Your task ::
Here is a block of records. Copy every line in it that includes "this".

The input ::
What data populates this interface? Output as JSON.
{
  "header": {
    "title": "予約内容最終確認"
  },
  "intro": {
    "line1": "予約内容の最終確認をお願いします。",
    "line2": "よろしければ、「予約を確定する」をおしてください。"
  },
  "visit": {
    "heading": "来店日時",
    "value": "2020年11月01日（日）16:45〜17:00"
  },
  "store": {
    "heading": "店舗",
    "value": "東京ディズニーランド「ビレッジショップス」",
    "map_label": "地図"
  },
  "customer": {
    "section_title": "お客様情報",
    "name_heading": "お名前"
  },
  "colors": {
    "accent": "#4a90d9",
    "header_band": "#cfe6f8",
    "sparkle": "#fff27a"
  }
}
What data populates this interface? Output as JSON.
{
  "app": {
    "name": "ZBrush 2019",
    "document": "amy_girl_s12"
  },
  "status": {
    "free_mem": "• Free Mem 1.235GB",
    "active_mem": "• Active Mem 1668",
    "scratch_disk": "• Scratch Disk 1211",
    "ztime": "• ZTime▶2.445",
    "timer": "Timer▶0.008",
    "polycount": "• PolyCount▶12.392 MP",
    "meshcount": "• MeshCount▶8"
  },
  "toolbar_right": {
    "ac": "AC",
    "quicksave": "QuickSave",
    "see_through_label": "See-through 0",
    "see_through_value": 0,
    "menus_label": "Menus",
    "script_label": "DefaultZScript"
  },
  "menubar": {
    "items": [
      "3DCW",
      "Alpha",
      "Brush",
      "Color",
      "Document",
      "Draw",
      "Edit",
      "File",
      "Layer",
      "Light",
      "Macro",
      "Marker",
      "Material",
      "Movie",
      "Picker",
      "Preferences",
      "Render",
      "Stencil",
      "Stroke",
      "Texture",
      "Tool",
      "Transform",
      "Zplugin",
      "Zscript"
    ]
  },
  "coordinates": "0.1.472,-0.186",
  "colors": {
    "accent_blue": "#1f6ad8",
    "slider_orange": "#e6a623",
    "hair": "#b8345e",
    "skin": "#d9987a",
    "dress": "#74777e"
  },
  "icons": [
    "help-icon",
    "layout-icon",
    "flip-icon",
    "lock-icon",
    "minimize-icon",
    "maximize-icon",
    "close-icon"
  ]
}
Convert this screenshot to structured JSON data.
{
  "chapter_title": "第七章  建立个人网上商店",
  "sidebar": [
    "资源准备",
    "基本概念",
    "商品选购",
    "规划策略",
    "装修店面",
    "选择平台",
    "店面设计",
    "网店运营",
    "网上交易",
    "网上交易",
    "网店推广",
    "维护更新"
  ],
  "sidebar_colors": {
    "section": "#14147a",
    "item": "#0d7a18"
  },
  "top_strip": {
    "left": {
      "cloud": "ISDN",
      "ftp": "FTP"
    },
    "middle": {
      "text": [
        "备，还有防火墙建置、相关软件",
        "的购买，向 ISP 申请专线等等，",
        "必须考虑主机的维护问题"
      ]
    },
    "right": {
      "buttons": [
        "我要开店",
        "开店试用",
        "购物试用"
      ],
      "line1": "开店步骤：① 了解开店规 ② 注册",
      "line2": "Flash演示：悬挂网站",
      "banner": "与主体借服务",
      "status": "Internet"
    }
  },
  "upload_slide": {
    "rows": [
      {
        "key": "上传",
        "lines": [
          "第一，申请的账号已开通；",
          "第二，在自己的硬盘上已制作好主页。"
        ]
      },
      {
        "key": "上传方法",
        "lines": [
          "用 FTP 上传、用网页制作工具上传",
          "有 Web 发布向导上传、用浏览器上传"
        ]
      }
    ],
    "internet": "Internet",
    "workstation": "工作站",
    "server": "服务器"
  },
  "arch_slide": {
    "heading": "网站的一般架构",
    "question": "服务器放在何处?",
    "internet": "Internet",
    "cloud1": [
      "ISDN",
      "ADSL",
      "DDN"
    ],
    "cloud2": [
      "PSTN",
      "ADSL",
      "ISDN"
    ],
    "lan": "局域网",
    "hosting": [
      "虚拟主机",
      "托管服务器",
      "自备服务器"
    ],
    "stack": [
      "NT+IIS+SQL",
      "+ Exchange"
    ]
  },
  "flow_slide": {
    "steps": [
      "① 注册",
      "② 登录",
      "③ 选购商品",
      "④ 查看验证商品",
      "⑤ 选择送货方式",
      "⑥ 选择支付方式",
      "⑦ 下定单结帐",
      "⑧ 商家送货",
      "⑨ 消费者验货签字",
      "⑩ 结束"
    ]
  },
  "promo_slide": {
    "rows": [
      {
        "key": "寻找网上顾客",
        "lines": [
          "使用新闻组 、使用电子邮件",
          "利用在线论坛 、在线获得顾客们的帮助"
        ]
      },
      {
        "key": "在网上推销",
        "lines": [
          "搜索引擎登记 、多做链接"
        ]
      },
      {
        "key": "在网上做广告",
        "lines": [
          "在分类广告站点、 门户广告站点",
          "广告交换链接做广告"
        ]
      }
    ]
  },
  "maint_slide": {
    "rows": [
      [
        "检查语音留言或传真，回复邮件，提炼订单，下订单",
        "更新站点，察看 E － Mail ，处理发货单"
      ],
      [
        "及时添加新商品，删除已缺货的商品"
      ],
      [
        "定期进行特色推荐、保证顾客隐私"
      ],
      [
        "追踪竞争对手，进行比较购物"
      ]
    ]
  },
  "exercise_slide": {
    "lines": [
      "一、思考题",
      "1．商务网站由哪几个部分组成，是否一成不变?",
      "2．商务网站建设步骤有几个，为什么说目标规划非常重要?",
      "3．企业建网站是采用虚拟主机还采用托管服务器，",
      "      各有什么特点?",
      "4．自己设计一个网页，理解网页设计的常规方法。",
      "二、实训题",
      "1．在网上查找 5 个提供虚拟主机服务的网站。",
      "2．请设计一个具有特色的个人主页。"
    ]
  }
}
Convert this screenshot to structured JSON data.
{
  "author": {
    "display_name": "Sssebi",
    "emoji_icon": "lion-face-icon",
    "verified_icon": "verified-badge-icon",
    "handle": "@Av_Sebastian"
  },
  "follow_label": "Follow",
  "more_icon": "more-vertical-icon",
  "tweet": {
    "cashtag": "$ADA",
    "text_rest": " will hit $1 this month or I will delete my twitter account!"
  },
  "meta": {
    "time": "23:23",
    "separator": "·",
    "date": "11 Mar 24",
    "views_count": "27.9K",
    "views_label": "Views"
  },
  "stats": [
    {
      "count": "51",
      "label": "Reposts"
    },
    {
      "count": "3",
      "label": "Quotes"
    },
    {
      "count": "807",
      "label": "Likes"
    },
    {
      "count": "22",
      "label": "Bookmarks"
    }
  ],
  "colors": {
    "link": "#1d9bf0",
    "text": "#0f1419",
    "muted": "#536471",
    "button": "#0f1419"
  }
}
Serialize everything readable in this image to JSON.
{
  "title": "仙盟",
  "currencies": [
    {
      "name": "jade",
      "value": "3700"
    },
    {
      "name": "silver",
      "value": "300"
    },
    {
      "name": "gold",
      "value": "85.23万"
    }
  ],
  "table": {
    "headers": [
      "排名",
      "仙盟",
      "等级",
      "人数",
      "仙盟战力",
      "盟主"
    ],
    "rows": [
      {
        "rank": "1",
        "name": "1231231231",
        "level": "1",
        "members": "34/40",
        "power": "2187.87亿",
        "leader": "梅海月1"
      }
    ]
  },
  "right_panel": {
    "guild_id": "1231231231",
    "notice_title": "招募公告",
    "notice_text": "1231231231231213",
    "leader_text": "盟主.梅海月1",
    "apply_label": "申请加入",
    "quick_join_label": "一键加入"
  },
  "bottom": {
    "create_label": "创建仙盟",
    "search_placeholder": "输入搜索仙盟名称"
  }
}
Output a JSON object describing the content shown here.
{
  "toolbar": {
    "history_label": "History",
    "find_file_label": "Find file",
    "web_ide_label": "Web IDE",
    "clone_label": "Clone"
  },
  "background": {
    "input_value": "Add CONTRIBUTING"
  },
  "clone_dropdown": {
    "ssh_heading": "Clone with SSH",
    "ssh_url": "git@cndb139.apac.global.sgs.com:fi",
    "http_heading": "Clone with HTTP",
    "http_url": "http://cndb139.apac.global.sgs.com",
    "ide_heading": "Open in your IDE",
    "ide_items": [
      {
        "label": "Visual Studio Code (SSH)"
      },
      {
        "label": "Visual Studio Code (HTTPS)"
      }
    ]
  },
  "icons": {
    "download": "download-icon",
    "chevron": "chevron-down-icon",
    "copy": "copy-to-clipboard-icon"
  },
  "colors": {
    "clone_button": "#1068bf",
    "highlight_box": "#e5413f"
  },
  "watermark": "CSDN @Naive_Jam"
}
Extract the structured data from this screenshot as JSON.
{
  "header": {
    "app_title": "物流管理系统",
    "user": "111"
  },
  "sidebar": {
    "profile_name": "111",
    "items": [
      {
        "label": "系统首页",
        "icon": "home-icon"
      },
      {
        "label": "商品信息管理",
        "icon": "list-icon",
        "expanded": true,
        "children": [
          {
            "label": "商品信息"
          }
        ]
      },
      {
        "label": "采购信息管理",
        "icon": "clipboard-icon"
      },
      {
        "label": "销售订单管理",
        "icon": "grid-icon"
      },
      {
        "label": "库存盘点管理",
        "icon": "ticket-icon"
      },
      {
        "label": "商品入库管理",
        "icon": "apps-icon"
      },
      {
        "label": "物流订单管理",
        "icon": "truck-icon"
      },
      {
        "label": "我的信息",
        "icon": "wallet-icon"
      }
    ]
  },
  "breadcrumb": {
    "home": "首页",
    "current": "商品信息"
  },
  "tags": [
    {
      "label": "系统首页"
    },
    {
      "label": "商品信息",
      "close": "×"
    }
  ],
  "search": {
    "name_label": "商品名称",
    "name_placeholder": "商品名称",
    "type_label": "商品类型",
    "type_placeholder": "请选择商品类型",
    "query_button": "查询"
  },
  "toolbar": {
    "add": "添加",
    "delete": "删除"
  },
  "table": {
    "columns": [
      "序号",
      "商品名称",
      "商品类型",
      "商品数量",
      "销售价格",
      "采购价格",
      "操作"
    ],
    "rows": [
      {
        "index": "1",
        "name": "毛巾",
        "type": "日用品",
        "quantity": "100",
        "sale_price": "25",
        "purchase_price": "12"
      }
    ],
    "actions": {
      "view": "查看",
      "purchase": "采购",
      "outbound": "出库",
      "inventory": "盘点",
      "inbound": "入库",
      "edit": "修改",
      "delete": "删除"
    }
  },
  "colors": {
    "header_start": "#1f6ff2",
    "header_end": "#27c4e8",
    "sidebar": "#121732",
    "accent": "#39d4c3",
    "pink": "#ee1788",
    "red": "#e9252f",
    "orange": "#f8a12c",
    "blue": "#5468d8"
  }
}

Expected answer ::
What data populates this interface? Output as JSON.
What data populates this interface? Output as JSON.
Convert this screenshot to structured JSON data.
Convert this screenshot to structured JSON data.
    "text_rest": " will hit $1 this month or I will delete my twitter account!"
Serialize everything readable in this image to JSON.
Extract the structured data from this screenshot as JSON.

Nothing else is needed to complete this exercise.